The Kuba live in present-day Congo (recently, Zaire). In the midst of
vast upheavals in the country, past and present, the patterns in their textiles
are among the most complex in the world. The Kuba also use analogies drawn
from weaving to explain how both individual identity and the universe itself
was created. Analogies abound that are useful for thinking about the complexities
of the World Wide Web: is it really very new, or very old? Read through
the creation stories below (just a few paragraphs), then check out the web/weaving/knot
analogies and the examples of Kuba textiles and other forms of pattern-making.
The very new is knotted with the very old.
In the beginning, MBoom the Sky Father lit up the dark, empty space of
the universe by spewing out the sun, moon, and stars. [His name is pronouced
"mmmBoom." To my ears this sounds like the Big Bang itself (and
its echoing aftermath), festive and explosive at once.] With the earth-mother
MBoom created a son, NGaan, with whom he eternally quarrels. Next MBoom
vomited nine animals: four of his own firey nature and four of his son's
watery nature: these were the original beings of the heaven and earth. The
ninth animal was the lightning animal, which has a mix of both the father's
and the son's nature. The eight primeval animals in turn vomited others,
which vomited still more in turn, and so all the world's animals, including
humans, were formed.
These stories of Mboom may also stand in here as a fit model for the Web itself, its mbooming growth by leaps and bounds (and beyond bounds). Mboom's written sign stresses how a pattern is first created through multiplication (the lines in columns on the left, below) and then recreated and renewed through contrapuntal patterns and tensions (the pattern on the right, below). Both patterns together make for Mboom's sign:
The next event was the birth of Woot, a supernatural being who lives
among humans, created through the union of the sky-god and the earth-mother.
Woot names each human being, and also names all the animals and the plants.
He has nine sons, who with their father teach humans the difference between
nature and culture, thus teaching them that they are human. While most of
Woot's sons are clearing the land and planting, the two youngest ones busy
themselves inventing the idea of pointed things and the art of sharpening.
The inventor of pointed things then wounds the sharpener, thus introducing
evil and death into the world.
Woot's mother also aids in the creation of culture by giving to human beings the art of mat weaving. Unlike the two-part patterns shaped like an L or a V, or the three-part pattern shaped like a Y, all of which are found in nature, the two-part pattern of a X belongs to the realm of culture, not nature; it is based on an idea. Crossing and interlace thus become the primary elements in mat-weaving and other cultural arts. Kuba designs display complex patterns using L, V, Y, and X forms to symbolize the symbiotic interaction of nature and culture.

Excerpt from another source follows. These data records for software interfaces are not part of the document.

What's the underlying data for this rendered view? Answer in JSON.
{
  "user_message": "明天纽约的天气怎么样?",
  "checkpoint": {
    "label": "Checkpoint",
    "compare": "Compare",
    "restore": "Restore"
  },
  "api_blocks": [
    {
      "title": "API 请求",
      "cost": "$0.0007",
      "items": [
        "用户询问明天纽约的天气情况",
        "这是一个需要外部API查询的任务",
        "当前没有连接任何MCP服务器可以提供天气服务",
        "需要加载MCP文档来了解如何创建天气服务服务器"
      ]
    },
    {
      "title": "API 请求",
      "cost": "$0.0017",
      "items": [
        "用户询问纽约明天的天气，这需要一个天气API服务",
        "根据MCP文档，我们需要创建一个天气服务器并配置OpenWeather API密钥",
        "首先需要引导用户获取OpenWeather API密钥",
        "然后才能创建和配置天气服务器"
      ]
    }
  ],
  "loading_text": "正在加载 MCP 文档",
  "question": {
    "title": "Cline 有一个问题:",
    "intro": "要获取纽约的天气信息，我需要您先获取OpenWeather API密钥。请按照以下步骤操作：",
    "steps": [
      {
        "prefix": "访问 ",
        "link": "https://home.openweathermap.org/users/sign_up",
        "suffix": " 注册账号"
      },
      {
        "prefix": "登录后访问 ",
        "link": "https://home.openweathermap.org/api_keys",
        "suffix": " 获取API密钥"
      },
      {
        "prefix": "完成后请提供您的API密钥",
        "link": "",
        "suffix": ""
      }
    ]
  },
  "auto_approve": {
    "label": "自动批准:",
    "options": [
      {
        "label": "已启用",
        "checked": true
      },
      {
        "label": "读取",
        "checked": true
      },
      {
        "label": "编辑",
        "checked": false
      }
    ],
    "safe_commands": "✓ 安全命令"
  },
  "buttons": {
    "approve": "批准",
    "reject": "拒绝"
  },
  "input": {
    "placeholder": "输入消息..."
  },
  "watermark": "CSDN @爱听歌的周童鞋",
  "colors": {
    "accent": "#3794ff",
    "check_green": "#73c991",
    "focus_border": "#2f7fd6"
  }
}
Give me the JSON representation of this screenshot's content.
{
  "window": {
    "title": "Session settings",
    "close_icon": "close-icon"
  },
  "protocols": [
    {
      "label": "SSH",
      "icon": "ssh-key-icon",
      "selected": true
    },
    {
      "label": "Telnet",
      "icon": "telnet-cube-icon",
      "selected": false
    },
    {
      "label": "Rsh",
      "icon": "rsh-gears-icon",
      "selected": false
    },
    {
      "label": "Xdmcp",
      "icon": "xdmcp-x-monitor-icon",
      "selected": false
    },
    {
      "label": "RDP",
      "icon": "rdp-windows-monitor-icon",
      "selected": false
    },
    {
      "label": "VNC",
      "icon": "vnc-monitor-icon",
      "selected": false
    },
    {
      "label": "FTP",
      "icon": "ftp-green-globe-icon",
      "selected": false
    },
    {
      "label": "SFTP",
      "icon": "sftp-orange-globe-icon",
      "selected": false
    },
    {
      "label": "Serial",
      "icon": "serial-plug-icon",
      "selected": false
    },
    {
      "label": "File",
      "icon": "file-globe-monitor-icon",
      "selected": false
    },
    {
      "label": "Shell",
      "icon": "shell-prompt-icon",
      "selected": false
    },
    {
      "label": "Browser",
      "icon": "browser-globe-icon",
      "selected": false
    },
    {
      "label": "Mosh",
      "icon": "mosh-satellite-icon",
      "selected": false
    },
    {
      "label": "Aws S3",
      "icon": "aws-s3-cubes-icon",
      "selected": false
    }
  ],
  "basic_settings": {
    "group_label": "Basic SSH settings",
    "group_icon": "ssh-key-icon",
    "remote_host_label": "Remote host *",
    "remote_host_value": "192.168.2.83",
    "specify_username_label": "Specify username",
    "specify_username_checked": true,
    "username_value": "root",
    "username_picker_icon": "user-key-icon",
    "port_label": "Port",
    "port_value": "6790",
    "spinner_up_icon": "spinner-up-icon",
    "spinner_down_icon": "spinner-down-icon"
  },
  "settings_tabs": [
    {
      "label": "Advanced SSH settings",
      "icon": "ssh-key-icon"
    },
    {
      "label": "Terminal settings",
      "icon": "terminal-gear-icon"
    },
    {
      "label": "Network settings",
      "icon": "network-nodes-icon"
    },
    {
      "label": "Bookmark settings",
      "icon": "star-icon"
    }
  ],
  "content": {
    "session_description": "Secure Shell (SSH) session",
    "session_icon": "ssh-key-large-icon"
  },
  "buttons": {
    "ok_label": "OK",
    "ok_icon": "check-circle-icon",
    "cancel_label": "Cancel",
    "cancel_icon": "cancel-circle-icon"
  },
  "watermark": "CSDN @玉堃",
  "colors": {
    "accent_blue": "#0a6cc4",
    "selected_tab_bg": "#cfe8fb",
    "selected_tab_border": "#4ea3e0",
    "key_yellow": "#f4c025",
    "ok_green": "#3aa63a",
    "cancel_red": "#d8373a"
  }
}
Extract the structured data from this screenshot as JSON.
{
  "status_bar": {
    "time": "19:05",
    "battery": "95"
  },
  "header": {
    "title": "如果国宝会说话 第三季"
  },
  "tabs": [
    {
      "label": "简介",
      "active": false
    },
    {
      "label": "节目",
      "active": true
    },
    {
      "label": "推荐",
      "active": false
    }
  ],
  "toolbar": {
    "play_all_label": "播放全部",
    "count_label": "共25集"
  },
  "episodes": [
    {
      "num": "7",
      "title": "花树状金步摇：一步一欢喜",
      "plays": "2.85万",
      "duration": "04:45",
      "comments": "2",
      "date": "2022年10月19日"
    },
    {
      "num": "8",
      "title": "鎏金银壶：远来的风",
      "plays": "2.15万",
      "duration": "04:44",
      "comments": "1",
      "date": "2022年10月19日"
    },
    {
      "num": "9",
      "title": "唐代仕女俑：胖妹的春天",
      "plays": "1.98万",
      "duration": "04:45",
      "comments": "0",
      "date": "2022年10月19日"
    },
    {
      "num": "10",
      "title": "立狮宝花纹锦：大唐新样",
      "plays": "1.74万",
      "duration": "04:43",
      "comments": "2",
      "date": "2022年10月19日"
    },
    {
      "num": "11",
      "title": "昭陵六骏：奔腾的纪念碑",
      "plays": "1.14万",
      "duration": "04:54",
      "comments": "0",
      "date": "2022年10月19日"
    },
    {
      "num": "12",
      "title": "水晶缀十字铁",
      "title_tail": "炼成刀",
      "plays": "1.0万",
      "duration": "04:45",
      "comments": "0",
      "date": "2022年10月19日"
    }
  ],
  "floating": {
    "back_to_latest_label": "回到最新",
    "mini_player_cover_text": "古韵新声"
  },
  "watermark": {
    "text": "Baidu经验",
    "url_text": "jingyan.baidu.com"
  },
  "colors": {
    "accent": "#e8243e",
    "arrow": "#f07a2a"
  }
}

Crossing patterns define human identity, and almost infinite variations
on these patterns in Kuba design testify to the richness of human difference.
"Imbol" is a name given to a pattern created when a line crosses
itself twice and then returns upon itself, creating a self-contained knot.
The words "woot" and "imbol" are used to refer to these
textile patterns, to gender itself (as in the phrase, "what sex [imbol]
is your child?"), and to personality type, suggesting that in Kuba
culture identity is understood to be a complex form of special knotting.
Cultural knowledge is understood to be a form of knotting, of crossing and
return, as well.
Some Kuba textiles have groups of such imbol and woot figures variously
linked and interlocked as if they were constructing a complete mega-pattern
summing up the entire array of possible crossing or interlace patterns.
Interspersed within these overall imbol or woot patterns li together--that
is, within the many inner compartments created by the linked patterns in
the textiles--are an almost infinite array of other patterns, some knotted
and some open. This creates effects of flickering and movement and infinite
levels, of worlds created within worlds within other worlds. It also suggests
how interlaced all individual patterns are within the larger cultural patterns
that inform them and create the individual spaces within which they can
--adapted from Georges Meurant, Shoowa Design: African Textiles from the Kingdom of Kuba. London: Thames and Hudson, 1986.